After the three older children left home, the Willoughby household became quieter than usual with only one child, teenaged birth son Joshua. That situation changed quickly when the family agreed to once again accept foster children.

The first to arrive were brothers Devon and Dyjuan, at ages 14 and 12. Shortly afterwards came 15-year-old Brad. All three young men lived with the family for about a year before becoming permanent Willoughbys through adoption.

Now age 21, Joshua appreciates being able to live at home while working part time and attending college. The younger boys, now ages 17, 16, and 14, keep busy with their shared enthusiasm for football, basketball, swimming, shopping, and video games.

Prior to joining their new family, the youngest three sons lived in residential treatment centers due to attention difficulties and behavioral challenges. All of the boys had been diagnosed with PTSD due to early life traumas.
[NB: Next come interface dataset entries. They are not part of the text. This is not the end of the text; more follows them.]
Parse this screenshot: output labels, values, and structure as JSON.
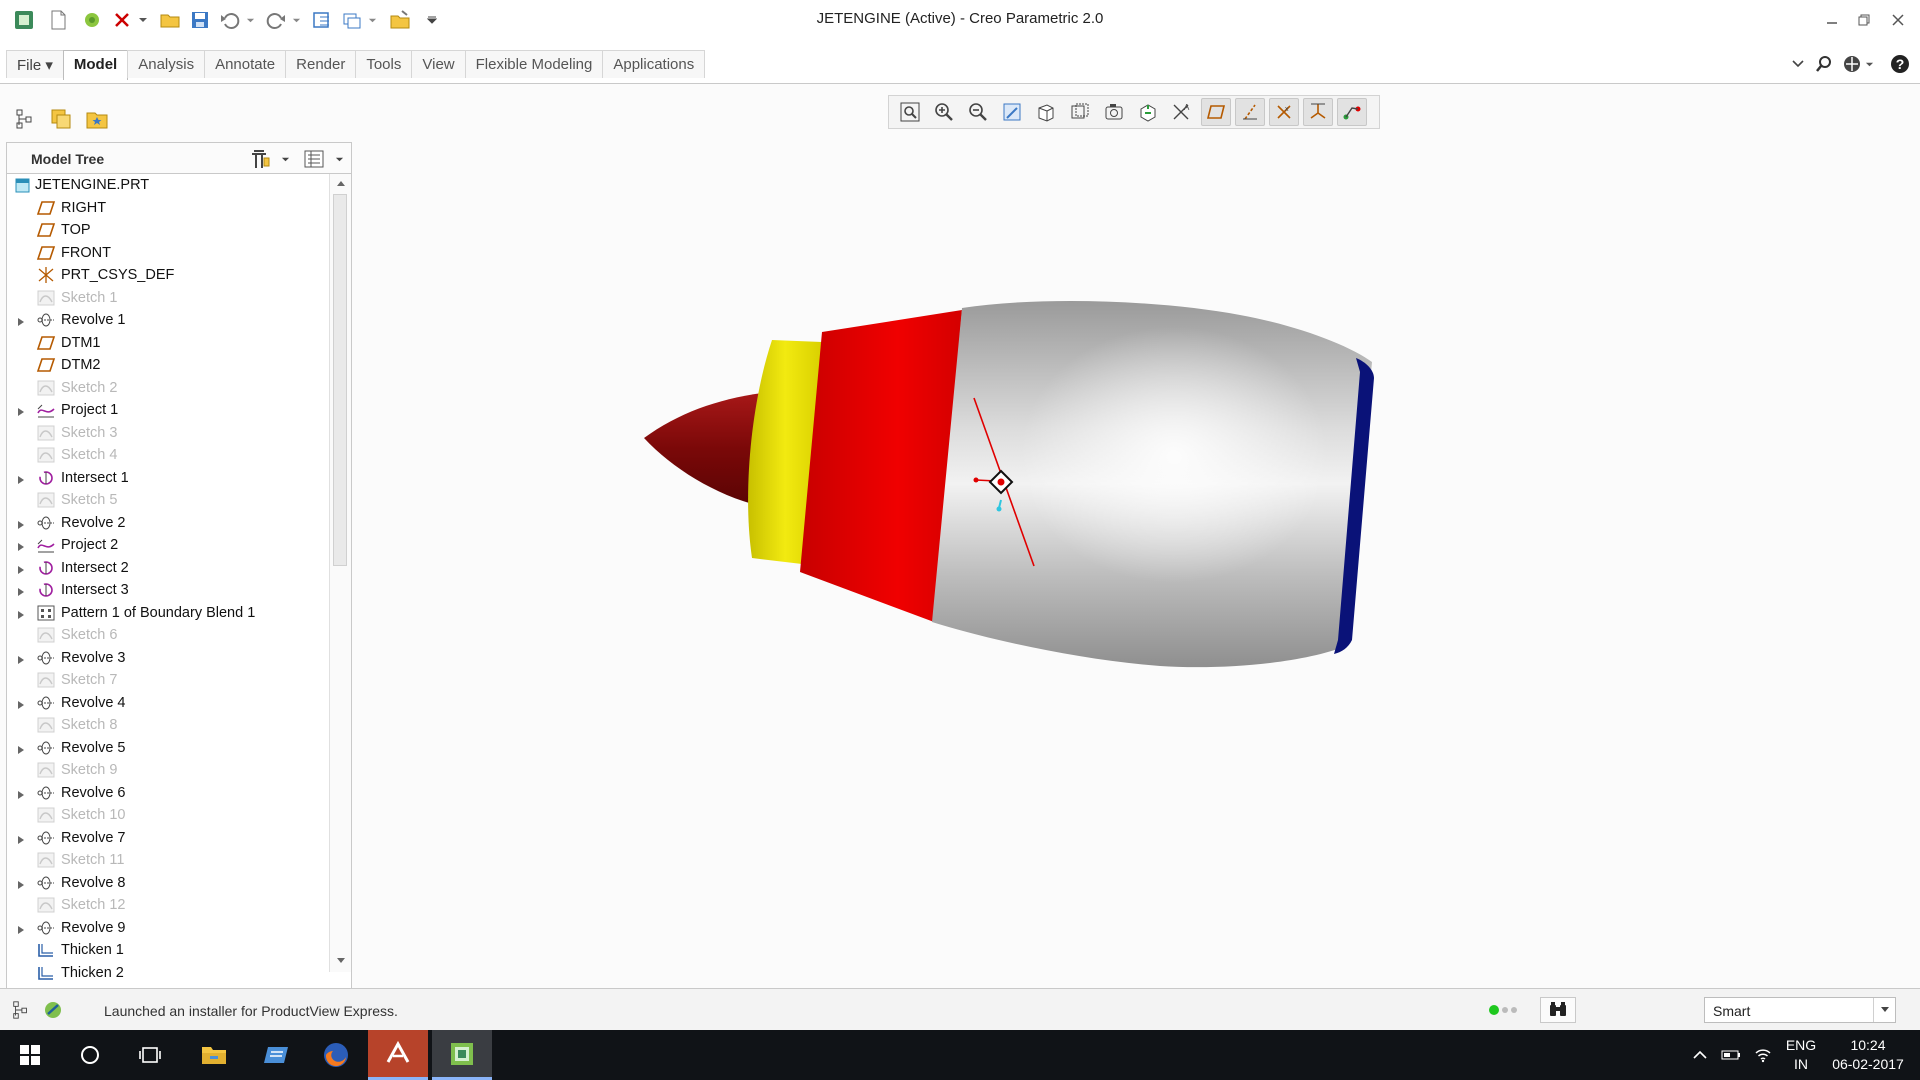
{
  "window": {
    "title": "JETENGINE (Active) - Creo Parametric 2.0"
  },
  "ribbon": {
    "tabs": [
      {
        "label": "File ▾",
        "id": "file"
      },
      {
        "label": "Model",
        "id": "model",
        "active": true
      },
      {
        "label": "Analysis",
        "id": "analysis"
      },
      {
        "label": "Annotate",
        "id": "annotate"
      },
      {
        "label": "Render",
        "id": "render"
      },
      {
        "label": "Tools",
        "id": "tools"
      },
      {
        "label": "View",
        "id": "view"
      },
      {
        "label": "Flexible Modeling",
        "id": "flexible-modeling"
      },
      {
        "label": "Applications",
        "id": "applications"
      }
    ]
  },
  "model_tree": {
    "title": "Model Tree",
    "items": [
      {
        "label": "JETENGINE.PRT",
        "icon": "part-icon",
        "root": true
      },
      {
        "label": "RIGHT",
        "icon": "datum-plane-icon"
      },
      {
        "label": "TOP",
        "icon": "datum-plane-icon"
      },
      {
        "label": "FRONT",
        "icon": "datum-plane-icon"
      },
      {
        "label": "PRT_CSYS_DEF",
        "icon": "csys-icon"
      },
      {
        "label": "Sketch 1",
        "icon": "sketch-icon",
        "suppressed": true
      },
      {
        "label": "Revolve 1",
        "icon": "revolve-icon",
        "expandable": true
      },
      {
        "label": "DTM1",
        "icon": "datum-plane-icon"
      },
      {
        "label": "DTM2",
        "icon": "datum-plane-icon"
      },
      {
        "label": "Sketch 2",
        "icon": "sketch-icon",
        "suppressed": true
      },
      {
        "label": "Project 1",
        "icon": "project-icon",
        "expandable": true
      },
      {
        "label": "Sketch 3",
        "icon": "sketch-icon",
        "suppressed": true
      },
      {
        "label": "Sketch 4",
        "icon": "sketch-icon",
        "suppressed": true
      },
      {
        "label": "Intersect 1",
        "icon": "intersect-icon",
        "expandable": true
      },
      {
        "label": "Sketch 5",
        "icon": "sketch-icon",
        "suppressed": true
      },
      {
        "label": "Revolve 2",
        "icon": "revolve-icon",
        "expandable": true
      },
      {
        "label": "Project 2",
        "icon": "project-icon",
        "expandable": true
      },
      {
        "label": "Intersect 2",
        "icon": "intersect-icon",
        "expandable": true
      },
      {
        "label": "Intersect 3",
        "icon": "intersect-icon",
        "expandable": true
      },
      {
        "label": "Pattern 1 of Boundary Blend 1",
        "icon": "pattern-icon",
        "expandable": true
      },
      {
        "label": "Sketch 6",
        "icon": "sketch-icon",
        "suppressed": true
      },
      {
        "label": "Revolve 3",
        "icon": "revolve-icon",
        "expandable": true
      },
      {
        "label": "Sketch 7",
        "icon": "sketch-icon",
        "suppressed": true
      },
      {
        "label": "Revolve 4",
        "icon": "revolve-icon",
        "expandable": true
      },
      {
        "label": "Sketch 8",
        "icon": "sketch-icon",
        "suppressed": true
      },
      {
        "label": "Revolve 5",
        "icon": "revolve-icon",
        "expandable": true
      },
      {
        "label": "Sketch 9",
        "icon": "sketch-icon",
        "suppressed": true
      },
      {
        "label": "Revolve 6",
        "icon": "revolve-icon",
        "expandable": true
      },
      {
        "label": "Sketch 10",
        "icon": "sketch-icon",
        "suppressed": true
      },
      {
        "label": "Revolve 7",
        "icon": "revolve-icon",
        "expandable": true
      },
      {
        "label": "Sketch 11",
        "icon": "sketch-icon",
        "suppressed": true
      },
      {
        "label": "Revolve 8",
        "icon": "revolve-icon",
        "expandable": true
      },
      {
        "label": "Sketch 12",
        "icon": "sketch-icon",
        "suppressed": true
      },
      {
        "label": "Revolve 9",
        "icon": "revolve-icon",
        "expandable": true
      },
      {
        "label": "Thicken 1",
        "icon": "thicken-icon"
      },
      {
        "label": "Thicken 2",
        "icon": "thicken-icon"
      }
    ]
  },
  "graphics_toolbar": {
    "buttons": [
      "refit-icon",
      "zoom-in-icon",
      "zoom-out-icon",
      "repaint-icon",
      "display-style-icon",
      "saved-orientations-icon",
      "named-views-icon",
      "spin-center-icon",
      "annotation-display-icon",
      "plane-display-icon",
      "axis-display-icon",
      "point-display-icon",
      "csys-display-icon",
      "appearance-display-icon"
    ],
    "active": [
      "plane-display-icon",
      "axis-display-icon",
      "point-display-icon",
      "csys-display-icon",
      "appearance-display-icon"
    ]
  },
  "model_colors": {
    "nose_cone": "#8b0d0d",
    "yellow_ring": "#e4dc00",
    "red_ring": "#e00000",
    "nacelle": "#bcbcbc",
    "rear_ring": "#0a1278",
    "csys_marker": "#e00000"
  },
  "status": {
    "message": "Launched an installer for ProductView Express.",
    "filter": "Smart"
  },
  "taskbar": {
    "apps": [
      "windows-start-icon",
      "cortana-icon",
      "task-view-icon",
      "file-explorer-icon",
      "app-icon",
      "firefox-icon",
      "autodesk-icon",
      "creo-icon"
    ],
    "language_line1": "ENG",
    "language_line2": "IN",
    "time": "10:24",
    "date": "06-02-2017"
  }
}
Stacy and Tom have advocated for appropriate services to help the boys continue their progress. One still receive mental health therapy, two have an IEP (Individualized Education Plan), and one has been paired with a mentor through the Big Brothers Big Sisters program.

Asked about the obstacles they have faced as adoptive parents, the Willoughbys cite two: respite care and relationship. First, they explain the difficulty in locating respite care providers who are competent to care for the boys and also accept the low state reimbursement rate.

Next, they refer to the challenge of “learning to love kids who don't always appreciate it, and who often times are not able to show love in return.” Stacy and Tom consistently demonstrate their unconditional commitment to the boys, knowing that over time their attachments will strengthen.

Stacy and Tom thank members of Congress for the Federal Adoption Tax Credit, which they found more beneficial when it was refundable in the form of a check.

The couple expresses concern over the way their state designates foster homes as “traditional, behavioral, or career/therapeutic.” They implore policymakers: Please stop labeling and just pay one rate. This will prevent much of the bouncing around that is damaging kids and landing them in facilities.”

Their faith has played a key role in the Willoughbys’ adoption decisions. “We believe God compels us to adopt, and to love kids who don't always love back. Foster care and adoption has been our calling for 20 years.”